“This isn’t a Hemingway issue, it’s a land rights issue,” said Jonathan Neeley, a neighbour of the house, to Ketchum’s local paper The Idaho Mountain Express.

Nine years later, the gate to Canyon Run Boulevard is still closed to non-residents. To see the house where Hemingway spent his last year, one needs cross the river and travel down the parallel to it until you reach an architecturally incongruous adobe mansion. There, across the river through the trees, there it is. Move ten metres in any direction and it’s gone.

Gone too is Hemingway’s Sun Valley. Then the view from his home was across a stream and into the pines. Now mansions line the stream, said to be owned by Hollywood A-listers and giants of finance and commerce. Arnold Schwarzenegger has a ski run to his name. Bruce Willis is said to be among the owners of property along the river.

Ketchum has always been the play place of the rich. But now they are no longer in the casino with Ketchum’s workingmen or concentrated in the suites and dining rooms of the Sun Valley Lodge. They have spread their wealth along the streets and boulevards in holiday homes of immodest scale.

For most, the attraction is less the hunting and fishing that drew Hemingway, but rather snow. The limitless snow of the Sun Valley Ski Resort. Owning one of the largest networks of snowmaking equipment in North America, the resort reliably delivers a solid snow base and powder no matter the weather conditions. It is the main game in town.

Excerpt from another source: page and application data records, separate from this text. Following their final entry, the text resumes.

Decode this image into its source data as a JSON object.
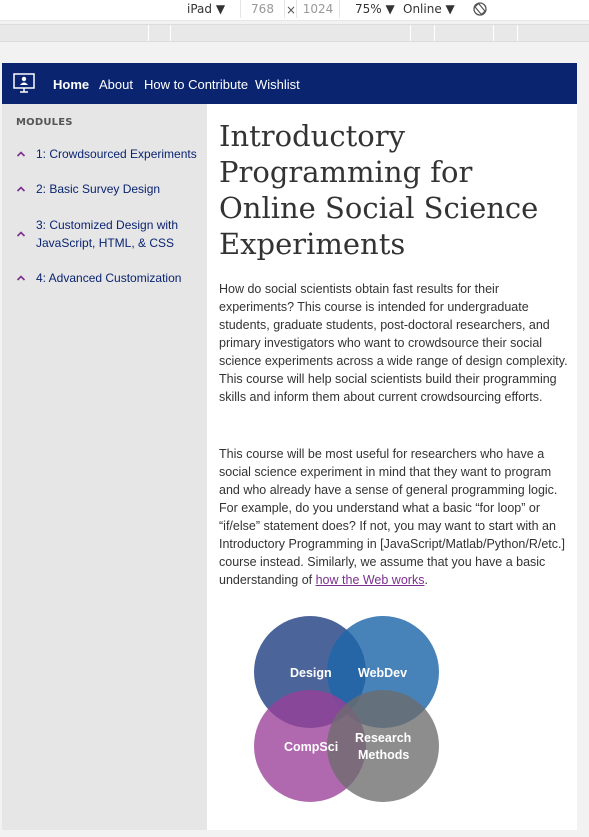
{
  "devtools": {
    "device": "iPad ▼",
    "width": "768",
    "separator": "×",
    "height": "1024",
    "zoom": "75% ▼",
    "network": "Online ▼"
  },
  "nav": {
    "home": "Home",
    "about": "About",
    "contribute": "How to Contribute",
    "wishlist": "Wishlist"
  },
  "sidebar": {
    "heading": "MODULES",
    "items": [
      {
        "label": "1: Crowdsourced Experiments"
      },
      {
        "label": "2: Basic Survey Design"
      },
      {
        "label": "3: Customized Design with JavaScript, HTML, & CSS"
      },
      {
        "label": "4: Advanced Customization"
      }
    ]
  },
  "main": {
    "title": "Introductory Programming for Online Social Science Experiments",
    "para1": "How do social scientists obtain fast results for their experiments? This course is intended for undergraduate students, graduate students, post-doctoral researchers, and primary investigators who want to crowdsource their social science experiments across a wide range of design complexity. This course will help social scientists build their programming skills and inform them about current crowdsourcing efforts.",
    "para2_text": "This course will be most useful for researchers who have a social science experiment in mind that they want to program and who already have a sense of general programming logic. For example, do you understand what a basic “for loop” or “if/else” statement does? If not, you may want to start with an Introductory Programming in [JavaScript/Matlab/Python/R/etc.] course instead. Similarly, we assume that you have a basic understanding of ",
    "para2_link": "how the Web works",
    "para2_end": "."
  },
  "venn": {
    "design": "Design",
    "webdev": "WebDev",
    "compsci": "CompSci",
    "research1": "Research",
    "research2": "Methods",
    "colors": {
      "design": "#2c4a8a",
      "webdev": "#1f66a8",
      "compsci": "#9a3f98",
      "research": "#6d6d6d"
    }
  },
  "colors": {
    "nav_bg": "#0a2470",
    "link": "#7b2f8f",
    "sidebar_bg": "#e6e6e6"
  }
}
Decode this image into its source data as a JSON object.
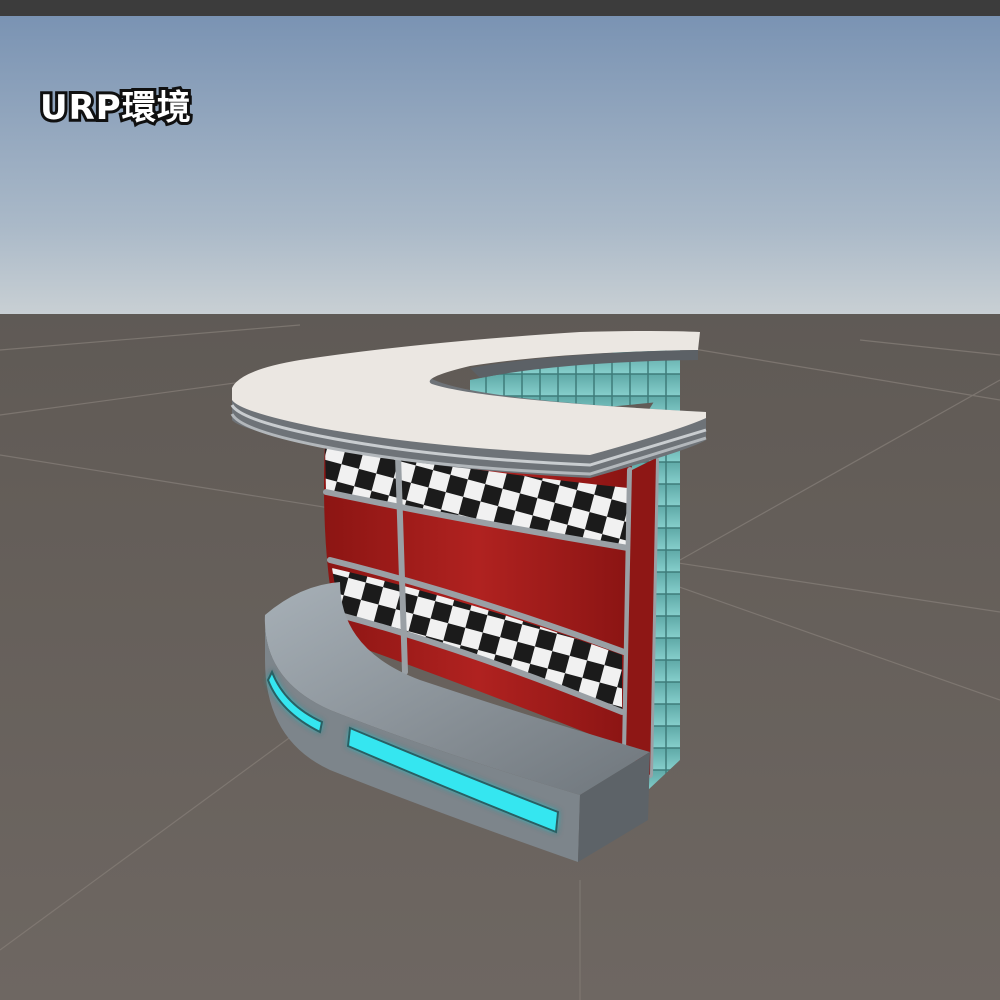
{
  "caption": {
    "text": "URP環境",
    "text_color": "#ffffff",
    "outline_color": "#111111"
  },
  "viewport": {
    "sky_top_color": "#7a93b3",
    "sky_horizon_color": "#c2ccd3",
    "ground_color": "#6b6560",
    "grid_line_color": "#807a74"
  },
  "model": {
    "roof_color": "#ebe7e2",
    "wall_color": "#a51d1c",
    "checker_dark": "#1b1b1b",
    "checker_light": "#f1f1f1",
    "tile_color": "#7cc8c6",
    "base_color": "#8e959c",
    "neon_color": "#35e6f0"
  }
}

Hemingway, his memorialisation and any active engagement with his body of work, including the physical legacy of his last home, are absent from the tableau. Ketchum simply shrugged, looked up to the mountain and there, instead, saw its rivers of gold.